TCC Chancellor Elva LeBlanc told attendees that the displays had a definite purpose. “I hope you have had time to learn more about our students and their success stories,” she said. “And, of course, I hope you’re connecting the dots between your contributions and their success.”
Laure O’Neal, the Foundation’s executive director, added that the layout was intended to show the breadth of the College’s offerings in a way that might not have been possible by visiting only one campus. Most people, she said, don’t understand the impact TCC has on the community.
“We want to get the word out,” she said. “We want people here tonight to share it with their friends because I think fundraising is a team sport and we can all be involved.”
The impact of TCC, LeBlanc said, is considerable. For every dollar spent on their education, students reap $9.20 in lifetime earnings and Tarrant County taxpayers get $1.30 in additional tax revenue. “That 30 percent increase is a whole lot better than the stock market,” she said.
But perhaps the most important impact, LeBlanc said, can’t be measured in dollars and cents, but in how it affects each student, and the scholarship recipients at the event were happy to share their stories.
Victoria Cardona is studying accounting and plans, after graduation, to transfer to TCU. “The scholarship means everything to me,” she said. “It’s given me the ability to study and do something with my life.”
Reynaldo Zamora, a radiological technology student, talked about the time taken up by classroom and clinical obligations and how they prevented him from being employed as much as he would like. “So, being on the scholarship really helps me get through the financial stress you have to undertake by entering the program,” he said.
Nursing student Roxanna Renteria’s father had been paying her tuition, but his recent retirement cut deeply into the family budget. “So, the scholarship means that he is able, in retirement, to think about himself and at the same time feel secure that his only child is getting a degree that can make her a life.”

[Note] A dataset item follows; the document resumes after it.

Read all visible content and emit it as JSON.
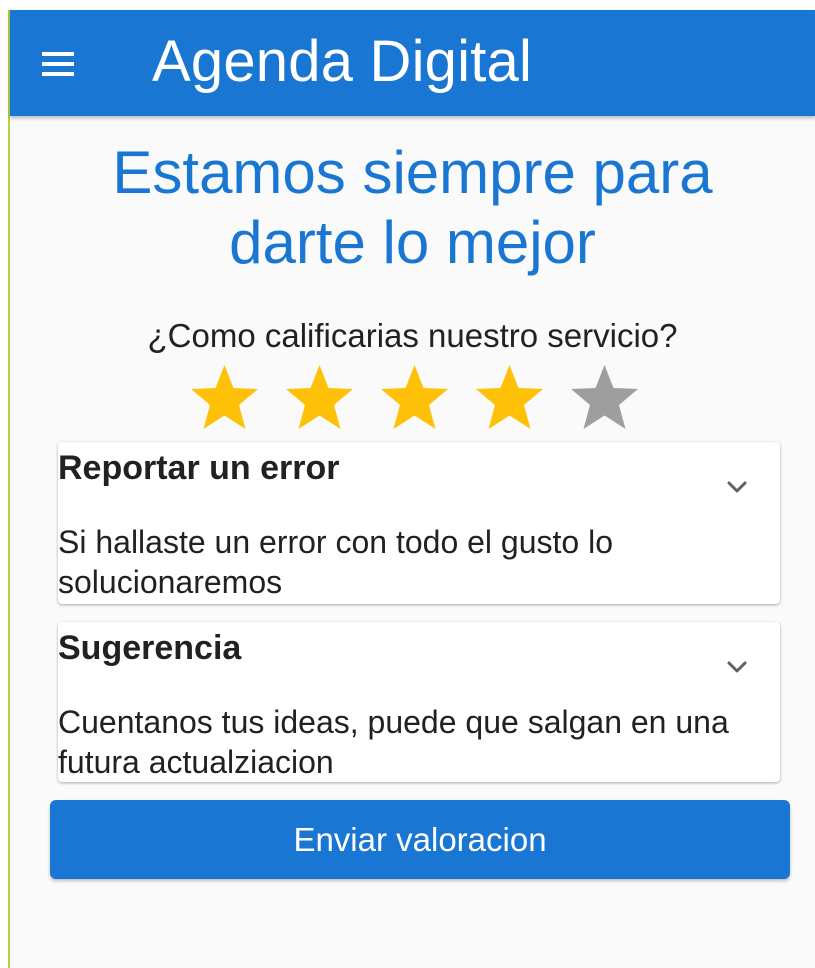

And people’s lives, LeBlanc told foundation donors, are what their generosity is “changing for the better every single day.”

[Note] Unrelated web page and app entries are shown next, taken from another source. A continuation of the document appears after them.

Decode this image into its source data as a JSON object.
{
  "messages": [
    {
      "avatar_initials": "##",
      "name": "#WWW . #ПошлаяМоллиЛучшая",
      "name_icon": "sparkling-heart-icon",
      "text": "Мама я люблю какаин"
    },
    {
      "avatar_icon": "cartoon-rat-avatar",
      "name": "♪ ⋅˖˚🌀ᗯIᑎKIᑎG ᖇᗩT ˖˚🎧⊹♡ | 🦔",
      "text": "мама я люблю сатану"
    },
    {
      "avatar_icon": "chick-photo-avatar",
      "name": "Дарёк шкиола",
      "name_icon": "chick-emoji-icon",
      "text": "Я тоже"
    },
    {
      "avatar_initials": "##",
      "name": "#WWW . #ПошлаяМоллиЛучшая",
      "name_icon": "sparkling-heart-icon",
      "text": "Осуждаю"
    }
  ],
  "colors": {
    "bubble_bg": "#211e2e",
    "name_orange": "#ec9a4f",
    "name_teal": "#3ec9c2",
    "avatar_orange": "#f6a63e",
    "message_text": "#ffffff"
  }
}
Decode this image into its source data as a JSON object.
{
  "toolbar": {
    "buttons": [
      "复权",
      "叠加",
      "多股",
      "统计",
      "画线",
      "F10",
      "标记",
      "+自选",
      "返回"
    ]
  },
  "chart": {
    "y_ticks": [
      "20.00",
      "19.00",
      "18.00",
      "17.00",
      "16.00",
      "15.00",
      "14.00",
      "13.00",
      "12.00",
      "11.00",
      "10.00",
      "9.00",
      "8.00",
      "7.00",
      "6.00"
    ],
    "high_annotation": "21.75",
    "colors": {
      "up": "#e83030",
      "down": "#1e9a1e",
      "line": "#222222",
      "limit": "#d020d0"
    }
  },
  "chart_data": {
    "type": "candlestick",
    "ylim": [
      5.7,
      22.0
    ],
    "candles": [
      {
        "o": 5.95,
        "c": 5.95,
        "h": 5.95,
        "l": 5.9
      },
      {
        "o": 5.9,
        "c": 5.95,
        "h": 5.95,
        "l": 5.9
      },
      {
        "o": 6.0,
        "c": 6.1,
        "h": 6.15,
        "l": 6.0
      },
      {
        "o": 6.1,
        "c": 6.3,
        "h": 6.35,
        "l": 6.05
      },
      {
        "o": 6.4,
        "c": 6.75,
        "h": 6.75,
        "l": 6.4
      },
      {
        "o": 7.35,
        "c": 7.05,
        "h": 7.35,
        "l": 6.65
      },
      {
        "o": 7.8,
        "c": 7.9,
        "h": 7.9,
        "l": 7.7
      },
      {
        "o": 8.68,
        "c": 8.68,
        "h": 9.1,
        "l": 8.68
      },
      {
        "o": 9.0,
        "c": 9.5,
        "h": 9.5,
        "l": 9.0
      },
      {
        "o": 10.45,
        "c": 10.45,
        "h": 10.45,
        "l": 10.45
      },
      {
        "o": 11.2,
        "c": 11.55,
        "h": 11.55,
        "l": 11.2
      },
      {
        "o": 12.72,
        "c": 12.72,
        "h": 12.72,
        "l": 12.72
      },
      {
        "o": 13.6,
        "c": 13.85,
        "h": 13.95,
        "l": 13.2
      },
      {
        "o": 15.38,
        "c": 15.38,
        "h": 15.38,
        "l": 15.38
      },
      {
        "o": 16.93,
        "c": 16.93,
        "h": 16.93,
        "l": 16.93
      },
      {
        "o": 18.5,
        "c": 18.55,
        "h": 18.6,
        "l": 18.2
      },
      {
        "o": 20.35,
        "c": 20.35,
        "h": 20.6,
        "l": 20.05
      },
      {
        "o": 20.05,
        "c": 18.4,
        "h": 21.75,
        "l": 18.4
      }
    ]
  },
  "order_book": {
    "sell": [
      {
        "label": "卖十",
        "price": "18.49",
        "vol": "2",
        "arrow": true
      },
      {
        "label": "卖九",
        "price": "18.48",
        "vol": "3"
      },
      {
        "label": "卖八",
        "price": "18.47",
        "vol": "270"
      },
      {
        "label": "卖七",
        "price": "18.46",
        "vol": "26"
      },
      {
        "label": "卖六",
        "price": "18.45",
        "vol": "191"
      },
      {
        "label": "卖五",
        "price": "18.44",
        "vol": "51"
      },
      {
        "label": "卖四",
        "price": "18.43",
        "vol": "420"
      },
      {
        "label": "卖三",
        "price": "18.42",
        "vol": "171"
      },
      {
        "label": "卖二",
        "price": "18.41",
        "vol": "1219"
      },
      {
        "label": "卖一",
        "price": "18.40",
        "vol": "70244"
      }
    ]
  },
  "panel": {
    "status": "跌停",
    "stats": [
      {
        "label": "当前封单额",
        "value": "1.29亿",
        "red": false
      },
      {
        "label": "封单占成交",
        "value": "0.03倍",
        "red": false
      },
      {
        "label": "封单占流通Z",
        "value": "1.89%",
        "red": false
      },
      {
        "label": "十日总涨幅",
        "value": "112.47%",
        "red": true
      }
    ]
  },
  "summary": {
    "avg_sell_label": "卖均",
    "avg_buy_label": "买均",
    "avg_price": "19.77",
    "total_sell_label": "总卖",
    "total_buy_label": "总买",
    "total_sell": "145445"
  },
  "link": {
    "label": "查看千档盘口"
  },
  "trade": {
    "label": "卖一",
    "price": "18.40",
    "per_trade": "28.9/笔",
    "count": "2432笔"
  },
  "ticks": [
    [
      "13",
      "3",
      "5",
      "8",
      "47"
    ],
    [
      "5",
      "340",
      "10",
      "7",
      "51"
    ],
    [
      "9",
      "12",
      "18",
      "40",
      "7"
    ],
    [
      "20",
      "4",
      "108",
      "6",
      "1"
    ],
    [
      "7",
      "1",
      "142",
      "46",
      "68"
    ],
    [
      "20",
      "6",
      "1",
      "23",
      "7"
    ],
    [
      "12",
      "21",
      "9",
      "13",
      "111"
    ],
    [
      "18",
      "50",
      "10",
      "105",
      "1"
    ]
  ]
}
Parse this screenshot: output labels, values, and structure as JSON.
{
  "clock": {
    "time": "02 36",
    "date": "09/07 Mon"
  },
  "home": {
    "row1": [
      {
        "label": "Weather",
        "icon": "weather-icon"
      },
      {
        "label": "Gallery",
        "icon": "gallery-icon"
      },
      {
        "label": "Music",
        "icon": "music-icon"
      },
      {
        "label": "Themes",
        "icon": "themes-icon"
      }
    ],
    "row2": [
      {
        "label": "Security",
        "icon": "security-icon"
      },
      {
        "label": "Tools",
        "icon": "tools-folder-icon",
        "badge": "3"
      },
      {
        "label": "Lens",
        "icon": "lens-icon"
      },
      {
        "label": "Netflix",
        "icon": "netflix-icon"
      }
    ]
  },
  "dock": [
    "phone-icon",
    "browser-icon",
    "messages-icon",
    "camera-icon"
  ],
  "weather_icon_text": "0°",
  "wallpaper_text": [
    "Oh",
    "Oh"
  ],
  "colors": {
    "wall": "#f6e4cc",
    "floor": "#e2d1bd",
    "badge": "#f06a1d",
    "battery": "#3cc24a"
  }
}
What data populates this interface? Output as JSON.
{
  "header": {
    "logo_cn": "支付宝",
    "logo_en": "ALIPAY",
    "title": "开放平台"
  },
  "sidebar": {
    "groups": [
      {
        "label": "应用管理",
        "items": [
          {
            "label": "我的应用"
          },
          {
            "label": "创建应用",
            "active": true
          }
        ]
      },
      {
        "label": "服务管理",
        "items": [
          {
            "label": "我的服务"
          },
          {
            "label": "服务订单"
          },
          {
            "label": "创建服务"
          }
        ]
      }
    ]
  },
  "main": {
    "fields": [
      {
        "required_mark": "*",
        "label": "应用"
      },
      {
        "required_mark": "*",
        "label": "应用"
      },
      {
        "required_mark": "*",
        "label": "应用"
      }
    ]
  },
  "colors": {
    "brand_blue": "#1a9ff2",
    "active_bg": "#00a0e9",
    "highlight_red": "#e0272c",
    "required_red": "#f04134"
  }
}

More information about the Tarrant County College Foundation can be found at https://www.tccd.edu/search/?query=TCC+Foundation&collection=tccd-search.